When child containers are created, they're typically given two constructor parameters - their own catalog, and their parent (a CompositionContainer passed as an ExportProvider.)
Using this configuration, all dependencies are requested via the most-nested child container.
If a dependency can be satisfied from the container's own catalog, it will do so. The lifetime of any resulting part will be tied to the lifetime of the child container, and all of that part's dependencies will be satisfied from the same container (recursively,
using this algorithm.)
When a child container can't satisfy a dependency via its own catalog, it calls into its parent. If a dependency is retrieved from the parent this way, the lifetime of the resulting part will be tied to the parent. Any dependencies that part has will also
be satisfied by the parent, never calling back into the child.
The key to setting up the whole configuration successfully is the catalog provided to each container.
As a general rule, any part that is NonShared should be able to be created at any level, and so should appear in all the containers' catlogs.
In a hierarchy of containers, Shared parts are a bit trickier. Sharing is related to the container in which the part is created, so a Shared part in a child container's catalog will be shared within that specific child container; other containers that can
see the same part in their catalogs will create and share their own instances.
This means that within a single object graph, it may be possible to navigate to more than one instance of a Shared part (e.g. one in the child, another accessible through a dependency resolved in the parent.)

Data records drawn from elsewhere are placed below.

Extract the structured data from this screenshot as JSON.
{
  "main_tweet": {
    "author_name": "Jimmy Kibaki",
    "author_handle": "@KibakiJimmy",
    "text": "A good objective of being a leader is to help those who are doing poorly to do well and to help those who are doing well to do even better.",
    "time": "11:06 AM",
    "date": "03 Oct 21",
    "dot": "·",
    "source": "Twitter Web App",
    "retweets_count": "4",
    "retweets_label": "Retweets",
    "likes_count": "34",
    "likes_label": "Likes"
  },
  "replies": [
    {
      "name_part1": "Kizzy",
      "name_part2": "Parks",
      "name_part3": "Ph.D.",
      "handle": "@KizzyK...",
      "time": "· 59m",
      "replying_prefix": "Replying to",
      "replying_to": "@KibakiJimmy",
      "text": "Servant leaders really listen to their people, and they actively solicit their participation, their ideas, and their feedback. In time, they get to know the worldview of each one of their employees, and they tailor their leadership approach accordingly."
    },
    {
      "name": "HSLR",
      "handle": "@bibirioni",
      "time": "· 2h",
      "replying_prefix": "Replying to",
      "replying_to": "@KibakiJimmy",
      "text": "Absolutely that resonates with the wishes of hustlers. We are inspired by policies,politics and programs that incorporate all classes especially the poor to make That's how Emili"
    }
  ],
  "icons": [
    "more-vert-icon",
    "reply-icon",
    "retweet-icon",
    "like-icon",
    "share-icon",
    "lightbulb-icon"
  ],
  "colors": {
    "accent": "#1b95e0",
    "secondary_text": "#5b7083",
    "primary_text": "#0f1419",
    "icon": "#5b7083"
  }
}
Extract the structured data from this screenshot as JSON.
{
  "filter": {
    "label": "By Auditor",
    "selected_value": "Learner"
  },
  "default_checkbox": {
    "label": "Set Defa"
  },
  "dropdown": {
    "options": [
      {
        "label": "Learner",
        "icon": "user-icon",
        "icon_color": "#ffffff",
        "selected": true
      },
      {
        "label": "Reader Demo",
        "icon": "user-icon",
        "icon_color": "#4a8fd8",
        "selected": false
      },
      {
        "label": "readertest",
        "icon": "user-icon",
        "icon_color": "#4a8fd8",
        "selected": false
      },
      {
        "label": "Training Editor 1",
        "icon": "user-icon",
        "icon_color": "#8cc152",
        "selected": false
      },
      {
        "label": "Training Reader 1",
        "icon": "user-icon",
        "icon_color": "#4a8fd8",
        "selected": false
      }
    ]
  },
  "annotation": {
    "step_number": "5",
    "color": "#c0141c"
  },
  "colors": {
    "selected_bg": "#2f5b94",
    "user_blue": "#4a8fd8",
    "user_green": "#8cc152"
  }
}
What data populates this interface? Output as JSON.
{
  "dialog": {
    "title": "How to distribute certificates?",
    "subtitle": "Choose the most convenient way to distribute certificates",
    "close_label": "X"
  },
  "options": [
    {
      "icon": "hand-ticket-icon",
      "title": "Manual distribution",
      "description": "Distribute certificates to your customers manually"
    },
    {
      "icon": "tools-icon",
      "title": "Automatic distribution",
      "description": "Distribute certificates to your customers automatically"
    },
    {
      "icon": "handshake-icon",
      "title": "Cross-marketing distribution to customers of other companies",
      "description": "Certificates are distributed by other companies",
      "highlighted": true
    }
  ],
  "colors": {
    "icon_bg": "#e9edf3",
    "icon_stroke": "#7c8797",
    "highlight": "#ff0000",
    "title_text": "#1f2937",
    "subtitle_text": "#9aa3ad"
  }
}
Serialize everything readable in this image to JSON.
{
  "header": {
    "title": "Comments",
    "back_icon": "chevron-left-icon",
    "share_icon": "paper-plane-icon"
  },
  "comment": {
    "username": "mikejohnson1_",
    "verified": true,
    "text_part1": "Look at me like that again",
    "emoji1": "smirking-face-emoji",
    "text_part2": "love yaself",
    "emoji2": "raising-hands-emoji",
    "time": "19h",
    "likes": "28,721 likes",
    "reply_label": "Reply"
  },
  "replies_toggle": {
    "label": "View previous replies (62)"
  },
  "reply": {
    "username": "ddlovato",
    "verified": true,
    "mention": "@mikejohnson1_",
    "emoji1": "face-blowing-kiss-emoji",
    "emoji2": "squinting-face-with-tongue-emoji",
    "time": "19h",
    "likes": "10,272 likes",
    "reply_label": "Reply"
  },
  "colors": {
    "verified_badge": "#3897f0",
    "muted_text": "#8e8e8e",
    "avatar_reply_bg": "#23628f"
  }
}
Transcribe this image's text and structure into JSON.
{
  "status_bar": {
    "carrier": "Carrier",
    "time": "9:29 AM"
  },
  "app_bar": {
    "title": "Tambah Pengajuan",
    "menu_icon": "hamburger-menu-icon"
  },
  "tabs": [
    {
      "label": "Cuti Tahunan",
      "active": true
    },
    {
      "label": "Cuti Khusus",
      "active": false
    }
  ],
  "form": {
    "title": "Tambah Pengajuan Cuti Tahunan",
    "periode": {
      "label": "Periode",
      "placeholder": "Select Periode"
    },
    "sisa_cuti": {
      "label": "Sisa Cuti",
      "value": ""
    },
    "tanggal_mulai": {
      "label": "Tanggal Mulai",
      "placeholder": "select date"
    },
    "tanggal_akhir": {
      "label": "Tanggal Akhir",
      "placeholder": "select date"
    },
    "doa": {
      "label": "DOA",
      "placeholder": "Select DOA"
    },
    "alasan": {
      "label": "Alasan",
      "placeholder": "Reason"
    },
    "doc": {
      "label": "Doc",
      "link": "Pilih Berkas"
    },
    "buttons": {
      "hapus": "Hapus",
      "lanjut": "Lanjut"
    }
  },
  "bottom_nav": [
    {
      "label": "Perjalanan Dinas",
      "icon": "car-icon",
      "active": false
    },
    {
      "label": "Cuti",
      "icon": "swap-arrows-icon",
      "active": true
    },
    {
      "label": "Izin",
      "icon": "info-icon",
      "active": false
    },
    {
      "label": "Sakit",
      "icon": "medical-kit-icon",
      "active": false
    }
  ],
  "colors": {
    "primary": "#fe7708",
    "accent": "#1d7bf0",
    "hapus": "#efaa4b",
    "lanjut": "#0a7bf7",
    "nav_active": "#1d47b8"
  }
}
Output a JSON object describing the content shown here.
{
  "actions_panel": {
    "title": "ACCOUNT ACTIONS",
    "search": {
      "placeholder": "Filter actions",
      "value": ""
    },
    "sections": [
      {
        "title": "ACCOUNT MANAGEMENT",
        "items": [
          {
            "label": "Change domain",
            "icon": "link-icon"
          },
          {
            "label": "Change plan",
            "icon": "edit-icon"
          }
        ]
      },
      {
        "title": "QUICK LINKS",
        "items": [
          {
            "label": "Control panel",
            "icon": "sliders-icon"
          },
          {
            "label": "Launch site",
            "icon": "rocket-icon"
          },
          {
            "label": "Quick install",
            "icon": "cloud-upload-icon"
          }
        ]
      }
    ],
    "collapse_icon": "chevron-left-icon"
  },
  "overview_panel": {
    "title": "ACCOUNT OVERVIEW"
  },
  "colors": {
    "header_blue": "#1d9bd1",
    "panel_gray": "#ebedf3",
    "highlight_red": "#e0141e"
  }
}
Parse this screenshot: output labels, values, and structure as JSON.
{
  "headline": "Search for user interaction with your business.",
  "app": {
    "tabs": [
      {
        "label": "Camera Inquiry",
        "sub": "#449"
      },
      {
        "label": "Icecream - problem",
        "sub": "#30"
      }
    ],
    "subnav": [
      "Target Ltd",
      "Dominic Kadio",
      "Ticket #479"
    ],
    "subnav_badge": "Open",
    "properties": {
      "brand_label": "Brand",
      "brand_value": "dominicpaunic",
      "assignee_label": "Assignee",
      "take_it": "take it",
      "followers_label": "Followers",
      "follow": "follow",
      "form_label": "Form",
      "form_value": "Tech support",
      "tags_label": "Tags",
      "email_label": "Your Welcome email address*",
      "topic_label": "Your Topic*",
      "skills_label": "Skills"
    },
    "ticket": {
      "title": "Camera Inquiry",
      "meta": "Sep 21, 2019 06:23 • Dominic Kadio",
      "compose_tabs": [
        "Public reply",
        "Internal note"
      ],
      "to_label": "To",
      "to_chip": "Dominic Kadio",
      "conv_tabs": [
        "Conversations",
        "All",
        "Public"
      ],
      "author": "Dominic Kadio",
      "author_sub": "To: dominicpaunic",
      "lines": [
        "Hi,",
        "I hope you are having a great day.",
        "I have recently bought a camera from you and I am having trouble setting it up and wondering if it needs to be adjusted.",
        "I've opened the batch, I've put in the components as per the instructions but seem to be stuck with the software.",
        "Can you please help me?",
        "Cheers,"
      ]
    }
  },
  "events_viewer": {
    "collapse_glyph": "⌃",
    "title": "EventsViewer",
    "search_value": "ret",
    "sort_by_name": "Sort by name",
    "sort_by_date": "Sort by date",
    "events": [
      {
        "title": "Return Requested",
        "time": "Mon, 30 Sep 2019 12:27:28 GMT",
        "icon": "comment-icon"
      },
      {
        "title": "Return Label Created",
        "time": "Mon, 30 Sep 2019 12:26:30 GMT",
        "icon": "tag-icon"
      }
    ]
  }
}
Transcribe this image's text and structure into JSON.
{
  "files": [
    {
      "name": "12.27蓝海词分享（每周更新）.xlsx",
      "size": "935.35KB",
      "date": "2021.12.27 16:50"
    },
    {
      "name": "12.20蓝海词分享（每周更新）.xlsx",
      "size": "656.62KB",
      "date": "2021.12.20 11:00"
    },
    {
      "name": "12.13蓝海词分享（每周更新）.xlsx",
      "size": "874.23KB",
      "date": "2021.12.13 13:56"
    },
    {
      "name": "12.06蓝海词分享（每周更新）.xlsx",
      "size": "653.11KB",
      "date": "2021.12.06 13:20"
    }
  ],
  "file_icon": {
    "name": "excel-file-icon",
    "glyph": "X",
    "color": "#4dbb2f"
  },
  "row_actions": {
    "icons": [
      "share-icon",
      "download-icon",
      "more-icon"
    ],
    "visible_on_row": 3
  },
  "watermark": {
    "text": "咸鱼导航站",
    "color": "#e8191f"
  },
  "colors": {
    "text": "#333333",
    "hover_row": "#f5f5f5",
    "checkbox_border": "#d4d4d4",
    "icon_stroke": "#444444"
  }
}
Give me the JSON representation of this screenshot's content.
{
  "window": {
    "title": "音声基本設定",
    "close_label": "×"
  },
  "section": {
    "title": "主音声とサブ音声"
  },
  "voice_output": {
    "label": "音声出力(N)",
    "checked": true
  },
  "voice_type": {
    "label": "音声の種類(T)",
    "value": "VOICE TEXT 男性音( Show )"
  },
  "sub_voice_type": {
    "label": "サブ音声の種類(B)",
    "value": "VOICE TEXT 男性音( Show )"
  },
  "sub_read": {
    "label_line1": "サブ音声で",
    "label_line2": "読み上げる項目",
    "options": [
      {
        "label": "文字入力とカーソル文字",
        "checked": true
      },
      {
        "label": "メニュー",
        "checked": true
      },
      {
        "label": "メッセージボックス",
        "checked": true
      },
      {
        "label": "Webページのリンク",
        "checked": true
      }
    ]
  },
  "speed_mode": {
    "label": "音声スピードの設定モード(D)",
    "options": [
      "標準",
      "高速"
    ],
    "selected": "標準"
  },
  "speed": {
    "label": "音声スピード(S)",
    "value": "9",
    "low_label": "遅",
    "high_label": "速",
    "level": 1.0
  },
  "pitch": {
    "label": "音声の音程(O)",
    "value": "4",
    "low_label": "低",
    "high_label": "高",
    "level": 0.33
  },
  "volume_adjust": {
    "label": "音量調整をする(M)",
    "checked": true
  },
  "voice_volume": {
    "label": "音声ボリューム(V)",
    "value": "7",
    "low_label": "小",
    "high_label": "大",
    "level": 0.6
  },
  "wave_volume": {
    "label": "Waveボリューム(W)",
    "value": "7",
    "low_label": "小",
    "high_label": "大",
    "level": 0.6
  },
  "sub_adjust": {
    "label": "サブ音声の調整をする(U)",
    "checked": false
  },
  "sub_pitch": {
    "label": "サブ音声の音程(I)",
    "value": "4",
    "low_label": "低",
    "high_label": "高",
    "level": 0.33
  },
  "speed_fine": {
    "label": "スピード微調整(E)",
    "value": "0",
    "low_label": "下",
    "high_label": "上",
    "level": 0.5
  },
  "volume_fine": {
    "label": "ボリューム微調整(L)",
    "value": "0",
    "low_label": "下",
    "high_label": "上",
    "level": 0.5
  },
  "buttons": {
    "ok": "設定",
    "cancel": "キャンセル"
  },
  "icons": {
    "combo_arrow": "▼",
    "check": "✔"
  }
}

Maybe if we iterate on this and clarify it I'll add it to the wiki...